BRIEF: Write each record again exactly as it stands.

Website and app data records
........

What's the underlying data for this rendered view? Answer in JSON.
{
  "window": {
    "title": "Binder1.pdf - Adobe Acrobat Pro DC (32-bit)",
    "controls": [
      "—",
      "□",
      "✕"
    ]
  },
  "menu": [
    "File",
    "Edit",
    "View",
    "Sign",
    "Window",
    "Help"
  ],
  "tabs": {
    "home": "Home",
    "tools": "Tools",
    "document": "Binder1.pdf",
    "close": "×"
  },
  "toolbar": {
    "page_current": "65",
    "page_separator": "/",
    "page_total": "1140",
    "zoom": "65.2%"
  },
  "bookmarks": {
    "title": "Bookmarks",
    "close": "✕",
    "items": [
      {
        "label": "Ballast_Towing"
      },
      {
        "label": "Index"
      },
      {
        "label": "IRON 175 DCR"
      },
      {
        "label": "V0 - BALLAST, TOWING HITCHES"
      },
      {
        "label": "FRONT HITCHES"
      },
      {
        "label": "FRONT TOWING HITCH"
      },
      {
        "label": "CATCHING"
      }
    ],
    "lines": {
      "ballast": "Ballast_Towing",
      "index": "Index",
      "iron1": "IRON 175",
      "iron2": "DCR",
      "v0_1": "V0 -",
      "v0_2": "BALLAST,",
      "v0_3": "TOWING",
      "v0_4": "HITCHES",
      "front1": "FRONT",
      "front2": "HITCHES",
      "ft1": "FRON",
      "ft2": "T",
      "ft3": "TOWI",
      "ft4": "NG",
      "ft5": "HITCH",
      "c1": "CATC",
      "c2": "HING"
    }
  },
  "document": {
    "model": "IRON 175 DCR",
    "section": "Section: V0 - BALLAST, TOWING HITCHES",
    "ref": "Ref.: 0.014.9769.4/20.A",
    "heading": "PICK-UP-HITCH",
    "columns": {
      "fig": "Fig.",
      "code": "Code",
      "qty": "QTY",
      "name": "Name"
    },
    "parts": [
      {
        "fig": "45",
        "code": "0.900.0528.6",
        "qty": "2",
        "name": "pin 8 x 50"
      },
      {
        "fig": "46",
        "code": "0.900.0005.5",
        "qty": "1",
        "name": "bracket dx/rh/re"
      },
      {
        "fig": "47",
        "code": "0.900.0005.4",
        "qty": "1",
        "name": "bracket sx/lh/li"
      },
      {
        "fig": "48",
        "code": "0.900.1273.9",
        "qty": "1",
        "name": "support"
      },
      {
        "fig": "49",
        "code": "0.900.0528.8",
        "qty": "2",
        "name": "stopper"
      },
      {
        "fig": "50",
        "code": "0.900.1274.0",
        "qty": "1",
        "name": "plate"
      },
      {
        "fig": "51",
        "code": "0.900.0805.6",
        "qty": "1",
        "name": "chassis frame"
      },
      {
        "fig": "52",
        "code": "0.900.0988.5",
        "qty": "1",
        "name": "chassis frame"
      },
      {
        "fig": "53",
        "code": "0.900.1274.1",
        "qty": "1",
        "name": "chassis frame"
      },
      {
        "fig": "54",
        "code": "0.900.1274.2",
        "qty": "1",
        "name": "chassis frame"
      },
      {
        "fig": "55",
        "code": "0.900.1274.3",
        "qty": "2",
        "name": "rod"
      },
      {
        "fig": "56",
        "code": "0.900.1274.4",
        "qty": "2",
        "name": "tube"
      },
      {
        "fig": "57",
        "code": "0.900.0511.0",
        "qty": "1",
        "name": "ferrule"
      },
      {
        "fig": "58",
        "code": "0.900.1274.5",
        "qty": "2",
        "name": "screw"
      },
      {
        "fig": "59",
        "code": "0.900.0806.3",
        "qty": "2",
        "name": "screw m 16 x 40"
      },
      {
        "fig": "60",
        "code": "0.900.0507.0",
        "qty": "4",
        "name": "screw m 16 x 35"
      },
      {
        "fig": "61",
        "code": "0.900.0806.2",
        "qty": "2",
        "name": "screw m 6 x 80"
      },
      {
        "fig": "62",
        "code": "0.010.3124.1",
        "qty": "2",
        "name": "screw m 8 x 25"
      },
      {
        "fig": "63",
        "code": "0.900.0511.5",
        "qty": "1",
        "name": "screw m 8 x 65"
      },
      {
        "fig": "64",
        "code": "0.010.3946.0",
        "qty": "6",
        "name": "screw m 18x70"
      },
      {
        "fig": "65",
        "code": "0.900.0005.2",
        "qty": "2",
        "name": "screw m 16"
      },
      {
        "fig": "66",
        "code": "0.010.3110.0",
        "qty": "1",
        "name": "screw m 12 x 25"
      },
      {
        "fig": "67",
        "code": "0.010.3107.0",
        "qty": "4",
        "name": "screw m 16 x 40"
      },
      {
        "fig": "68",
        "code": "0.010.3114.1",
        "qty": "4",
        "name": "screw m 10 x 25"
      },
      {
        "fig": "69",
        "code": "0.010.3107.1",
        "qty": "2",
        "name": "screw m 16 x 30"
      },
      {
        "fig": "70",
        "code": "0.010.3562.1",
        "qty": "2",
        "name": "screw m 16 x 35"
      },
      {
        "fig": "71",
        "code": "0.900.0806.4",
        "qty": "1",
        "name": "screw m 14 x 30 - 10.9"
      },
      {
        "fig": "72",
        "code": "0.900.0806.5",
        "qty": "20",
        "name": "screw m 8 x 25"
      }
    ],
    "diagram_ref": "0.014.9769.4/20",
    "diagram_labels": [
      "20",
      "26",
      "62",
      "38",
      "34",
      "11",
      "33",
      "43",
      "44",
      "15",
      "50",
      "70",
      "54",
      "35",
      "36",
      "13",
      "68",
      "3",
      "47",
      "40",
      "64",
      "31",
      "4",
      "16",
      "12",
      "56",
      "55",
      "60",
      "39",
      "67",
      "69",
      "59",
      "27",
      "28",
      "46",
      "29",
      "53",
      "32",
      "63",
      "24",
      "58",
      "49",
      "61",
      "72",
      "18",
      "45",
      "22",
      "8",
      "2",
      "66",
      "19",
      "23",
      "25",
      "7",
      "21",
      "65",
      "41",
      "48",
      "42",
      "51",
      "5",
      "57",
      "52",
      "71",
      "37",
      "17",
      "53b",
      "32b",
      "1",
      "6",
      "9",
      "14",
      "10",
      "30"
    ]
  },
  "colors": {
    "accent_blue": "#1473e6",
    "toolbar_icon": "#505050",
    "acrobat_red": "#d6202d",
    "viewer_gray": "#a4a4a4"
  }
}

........

YOUR SOLUTION:
What's the underlying data for this rendered view? Answer in JSON.
{
  "window": {
    "title": "Binder1.pdf - Adobe Acrobat Pro DC (32-bit)",
    "controls": [
      "—",
      "□",
      "✕"
    ]
  },
  "menu": [
    "File",
    "Edit",
    "View",
    "Sign",
    "Window",
    "Help"
  ],
  "tabs": {
    "home": "Home",
    "tools": "Tools",
    "document": "Binder1.pdf",
    "close": "×"
  },
  "toolbar": {
    "page_current": "65",
    "page_separator": "/",
    "page_total": "1140",
    "zoom": "65.2%"
  },
  "bookmarks": {
    "title": "Bookmarks",
    "close": "✕",
    "items": [
      {
        "label": "Ballast_Towing"
      },
      {
        "label": "Index"
      },
      {
        "label": "IRON 175 DCR"
      },
      {
        "label": "V0 - BALLAST, TOWING HITCHES"
      },
      {
        "label": "FRONT HITCHES"
      },
      {
        "label": "FRONT TOWING HITCH"
      },
      {
        "label": "CATCHING"
      }
    ],
    "lines": {
      "ballast": "Ballast_Towing",
      "index": "Index",
      "iron1": "IRON 175",
      "iron2": "DCR",
      "v0_1": "V0 -",
      "v0_2": "BALLAST,",
      "v0_3": "TOWING",
      "v0_4": "HITCHES",
      "front1": "FRONT",
      "front2": "HITCHES",
      "ft1": "FRON",
      "ft2": "T",
      "ft3": "TOWI",
      "ft4": "NG",
      "ft5": "HITCH",
      "c1": "CATC",
      "c2": "HING"
    }
  },
  "document": {
    "model": "IRON 175 DCR",
    "section": "Section: V0 - BALLAST, TOWING HITCHES",
    "ref": "Ref.: 0.014.9769.4/20.A",
    "heading": "PICK-UP-HITCH",
    "columns": {
      "fig": "Fig.",
      "code": "Code",
      "qty": "QTY",
      "name": "Name"
    },
    "parts": [
      {
        "fig": "45",
        "code": "0.900.0528.6",
        "qty": "2",
        "name": "pin 8 x 50"
      },
      {
        "fig": "46",
        "code": "0.900.0005.5",
        "qty": "1",
        "name": "bracket dx/rh/re"
      },
      {
        "fig": "47",
        "code": "0.900.0005.4",
        "qty": "1",
        "name": "bracket sx/lh/li"
      },
      {
        "fig": "48",
        "code": "0.900.1273.9",
        "qty": "1",
        "name": "support"
      },
      {
        "fig": "49",
        "code": "0.900.0528.8",
        "qty": "2",
        "name": "stopper"
      },
      {
        "fig": "50",
        "code": "0.900.1274.0",
        "qty": "1",
        "name": "plate"
      },
      {
        "fig": "51",
        "code": "0.900.0805.6",
        "qty": "1",
        "name": "chassis frame"
      },
      {
        "fig": "52",
        "code": "0.900.0988.5",
        "qty": "1",
        "name": "chassis frame"
      },
      {
        "fig": "53",
        "code": "0.900.1274.1",
        "qty": "1",
        "name": "chassis frame"
      },
      {
        "fig": "54",
        "code": "0.900.1274.2",
        "qty": "1",
        "name": "chassis frame"
      },
      {
        "fig": "55",
        "code": "0.900.1274.3",
        "qty": "2",
        "name": "rod"
      },
      {
        "fig": "56",
        "code": "0.900.1274.4",
        "qty": "2",
        "name": "tube"
      },
      {
        "fig": "57",
        "code": "0.900.0511.0",
        "qty": "1",
        "name": "ferrule"
      },
      {
        "fig": "58",
        "code": "0.900.1274.5",
        "qty": "2",
        "name": "screw"
      },
      {
        "fig": "59",
        "code": "0.900.0806.3",
        "qty": "2",
        "name": "screw m 16 x 40"
      },
      {
        "fig": "60",
        "code": "0.900.0507.0",
        "qty": "4",
        "name": "screw m 16 x 35"
      },
      {
        "fig": "61",
        "code": "0.900.0806.2",
        "qty": "2",
        "name": "screw m 6 x 80"
      },
      {
        "fig": "62",
        "code": "0.010.3124.1",
        "qty": "2",
        "name": "screw m 8 x 25"
      },
      {
        "fig": "63",
        "code": "0.900.0511.5",
        "qty": "1",
        "name": "screw m 8 x 65"
      },
      {
        "fig": "64",
        "code": "0.010.3946.0",
        "qty": "6",
        "name": "screw m 18x70"
      },
      {
        "fig": "65",
        "code": "0.900.0005.2",
        "qty": "2",
        "name": "screw m 16"
      },
      {
        "fig": "66",
        "code": "0.010.3110.0",
        "qty": "1",
        "name": "screw m 12 x 25"
      },
      {
        "fig": "67",
        "code": "0.010.3107.0",
        "qty": "4",
        "name": "screw m 16 x 40"
      },
      {
        "fig": "68",
        "code": "0.010.3114.1",
        "qty": "4",
        "name": "screw m 10 x 25"
      },
      {
        "fig": "69",
        "code": "0.010.3107.1",
        "qty": "2",
        "name": "screw m 16 x 30"
      },
      {
        "fig": "70",
        "code": "0.010.3562.1",
        "qty": "2",
        "name": "screw m 16 x 35"
      },
      {
        "fig": "71",
        "code": "0.900.0806.4",
        "qty": "1",
        "name": "screw m 14 x 30 - 10.9"
      },
      {
        "fig": "72",
        "code": "0.900.0806.5",
        "qty": "20",
        "name": "screw m 8 x 25"
      }
    ],
    "diagram_ref": "0.014.9769.4/20",
    "diagram_labels": [
      "20",
      "26",
      "62",
      "38",
      "34",
      "11",
      "33",
      "43",
      "44",
      "15",
      "50",
      "70",
      "54",
      "35",
      "36",
      "13",
      "68",
      "3",
      "47",
      "40",
      "64",
      "31",
      "4",
      "16",
      "12",
      "56",
      "55",
      "60",
      "39",
      "67",
      "69",
      "59",
      "27",
      "28",
      "46",
      "29",
      "53",
      "32",
      "63",
      "24",
      "58",
      "49",
      "61",
      "72",
      "18",
      "45",
      "22",
      "8",
      "2",
      "66",
      "19",
      "23",
      "25",
      "7",
      "21",
      "65",
      "41",
      "48",
      "42",
      "51",
      "5",
      "57",
      "52",
      "71",
      "37",
      "17",
      "53b",
      "32b",
      "1",
      "6",
      "9",
      "14",
      "10",
      "30"
    ]
  },
  "colors": {
    "accent_blue": "#1473e6",
    "toolbar_icon": "#505050",
    "acrobat_red": "#d6202d",
    "viewer_gray": "#a4a4a4"
  }
}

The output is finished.